• [WORK TO BE COMPLETED]:
Keep only the lines of the data below that contain "this", and copy them.

── SOURCE RECORDS

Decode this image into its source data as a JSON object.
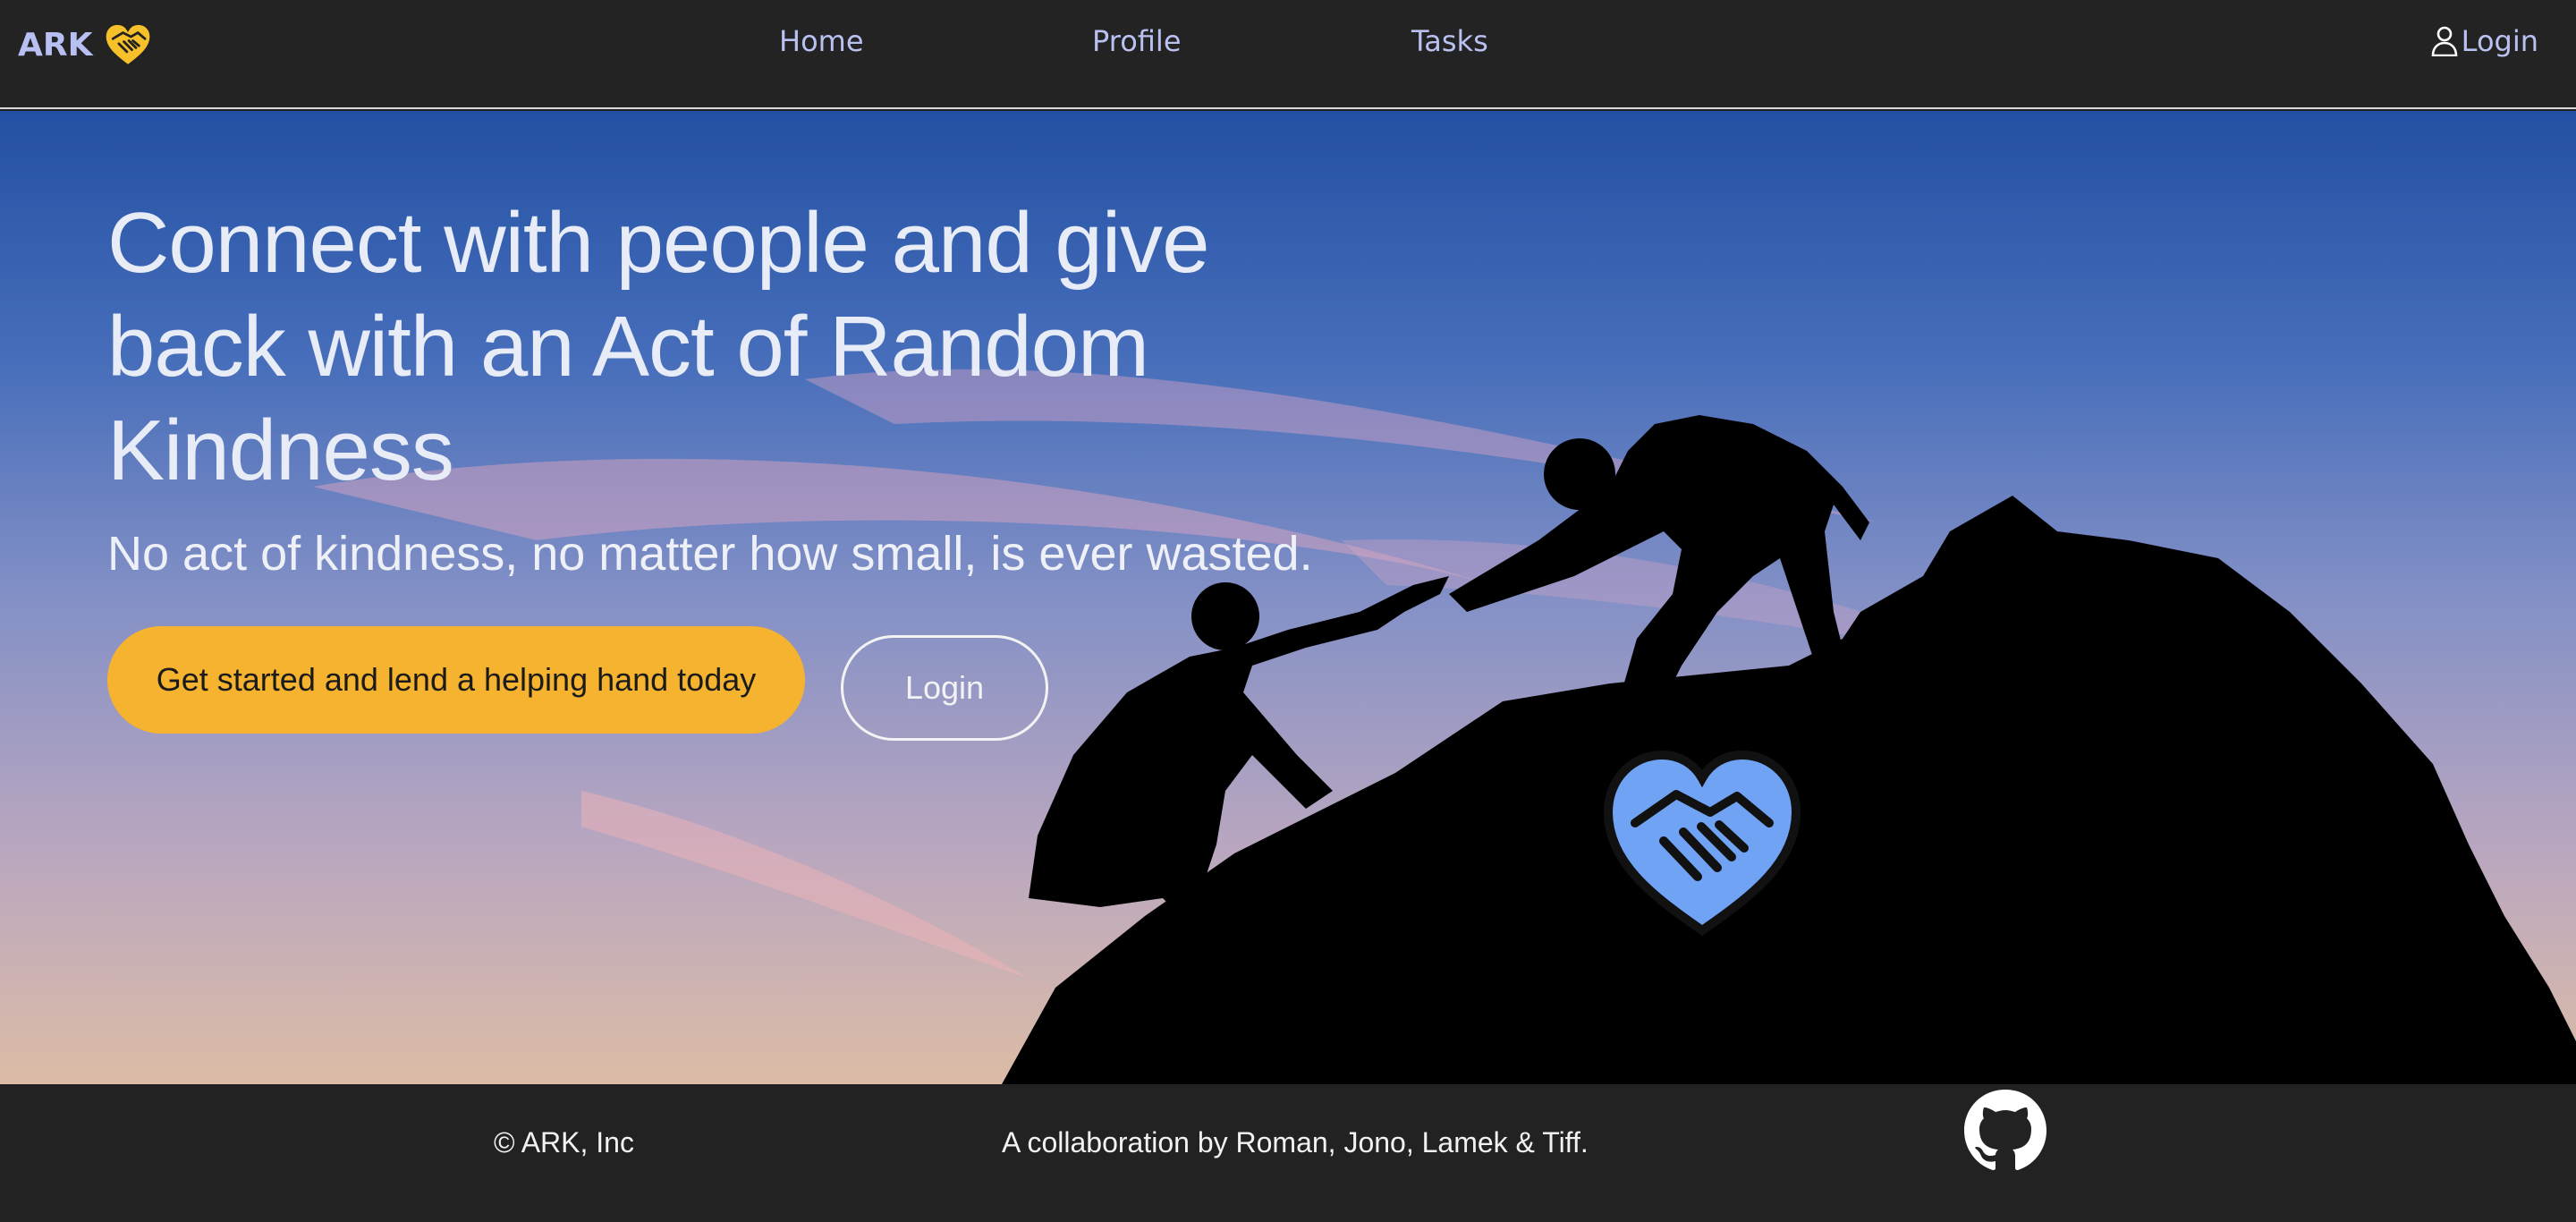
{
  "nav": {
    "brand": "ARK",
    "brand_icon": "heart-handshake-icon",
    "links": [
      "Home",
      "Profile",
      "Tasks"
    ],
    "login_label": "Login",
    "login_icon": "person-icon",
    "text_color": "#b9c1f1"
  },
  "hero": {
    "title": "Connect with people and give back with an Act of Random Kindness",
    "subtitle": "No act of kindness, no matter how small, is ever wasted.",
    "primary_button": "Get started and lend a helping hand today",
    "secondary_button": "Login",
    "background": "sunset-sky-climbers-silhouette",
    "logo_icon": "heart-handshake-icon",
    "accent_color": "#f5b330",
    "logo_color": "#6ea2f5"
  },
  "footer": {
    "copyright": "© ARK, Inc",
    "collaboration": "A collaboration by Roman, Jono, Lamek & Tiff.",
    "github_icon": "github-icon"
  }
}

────
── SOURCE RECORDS

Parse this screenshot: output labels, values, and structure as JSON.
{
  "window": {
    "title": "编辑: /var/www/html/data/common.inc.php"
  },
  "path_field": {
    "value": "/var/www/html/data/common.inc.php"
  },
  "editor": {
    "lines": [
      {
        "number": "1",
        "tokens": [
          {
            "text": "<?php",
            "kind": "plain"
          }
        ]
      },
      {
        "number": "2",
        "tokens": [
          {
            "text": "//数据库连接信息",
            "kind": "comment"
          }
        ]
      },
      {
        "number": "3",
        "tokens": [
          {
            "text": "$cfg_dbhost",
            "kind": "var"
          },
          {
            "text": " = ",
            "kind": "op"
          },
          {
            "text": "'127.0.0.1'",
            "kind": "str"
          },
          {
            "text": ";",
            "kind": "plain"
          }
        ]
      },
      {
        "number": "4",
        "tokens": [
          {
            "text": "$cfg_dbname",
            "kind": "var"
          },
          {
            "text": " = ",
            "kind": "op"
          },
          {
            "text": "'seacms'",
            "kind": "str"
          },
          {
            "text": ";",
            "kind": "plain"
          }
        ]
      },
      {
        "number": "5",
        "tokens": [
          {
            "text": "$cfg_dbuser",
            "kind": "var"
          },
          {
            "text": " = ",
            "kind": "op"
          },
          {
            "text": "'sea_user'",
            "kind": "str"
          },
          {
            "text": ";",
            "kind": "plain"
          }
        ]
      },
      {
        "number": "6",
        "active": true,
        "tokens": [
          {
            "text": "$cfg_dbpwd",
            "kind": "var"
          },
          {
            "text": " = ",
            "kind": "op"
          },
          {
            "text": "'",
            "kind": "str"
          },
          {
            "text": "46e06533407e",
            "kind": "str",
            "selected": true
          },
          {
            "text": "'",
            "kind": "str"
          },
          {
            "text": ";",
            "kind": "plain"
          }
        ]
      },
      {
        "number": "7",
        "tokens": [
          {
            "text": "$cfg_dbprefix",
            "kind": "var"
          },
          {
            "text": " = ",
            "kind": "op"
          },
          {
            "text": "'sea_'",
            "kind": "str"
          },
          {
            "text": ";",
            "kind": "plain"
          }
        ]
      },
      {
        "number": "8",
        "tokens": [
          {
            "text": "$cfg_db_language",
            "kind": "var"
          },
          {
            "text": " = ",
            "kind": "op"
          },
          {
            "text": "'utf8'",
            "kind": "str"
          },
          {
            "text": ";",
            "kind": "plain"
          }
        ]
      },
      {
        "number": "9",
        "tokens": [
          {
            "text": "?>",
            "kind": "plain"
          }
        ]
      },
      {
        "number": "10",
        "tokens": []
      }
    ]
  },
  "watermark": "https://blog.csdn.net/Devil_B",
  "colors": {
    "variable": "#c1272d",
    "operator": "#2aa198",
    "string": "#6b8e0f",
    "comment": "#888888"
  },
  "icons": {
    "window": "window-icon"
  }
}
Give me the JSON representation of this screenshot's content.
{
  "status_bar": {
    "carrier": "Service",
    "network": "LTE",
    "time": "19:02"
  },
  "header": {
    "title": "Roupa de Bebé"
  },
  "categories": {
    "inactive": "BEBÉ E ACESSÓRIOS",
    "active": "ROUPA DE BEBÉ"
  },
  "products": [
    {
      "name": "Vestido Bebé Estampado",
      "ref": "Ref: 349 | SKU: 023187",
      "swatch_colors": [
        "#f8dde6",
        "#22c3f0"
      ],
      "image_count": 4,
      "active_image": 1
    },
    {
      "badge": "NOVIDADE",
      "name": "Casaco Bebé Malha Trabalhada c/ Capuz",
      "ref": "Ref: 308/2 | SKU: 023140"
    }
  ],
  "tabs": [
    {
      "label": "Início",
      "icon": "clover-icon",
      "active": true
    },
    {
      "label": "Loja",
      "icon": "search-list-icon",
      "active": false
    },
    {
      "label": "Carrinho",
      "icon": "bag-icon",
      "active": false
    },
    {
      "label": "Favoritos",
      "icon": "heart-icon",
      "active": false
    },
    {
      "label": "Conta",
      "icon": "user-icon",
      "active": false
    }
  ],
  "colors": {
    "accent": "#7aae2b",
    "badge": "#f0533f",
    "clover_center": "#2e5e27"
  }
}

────

• [TASK SOLUTION]:
Decode this image into its source data as a JSON object.
Parse this screenshot: output labels, values, and structure as JSON.
Give me the JSON representation of this screenshot's content.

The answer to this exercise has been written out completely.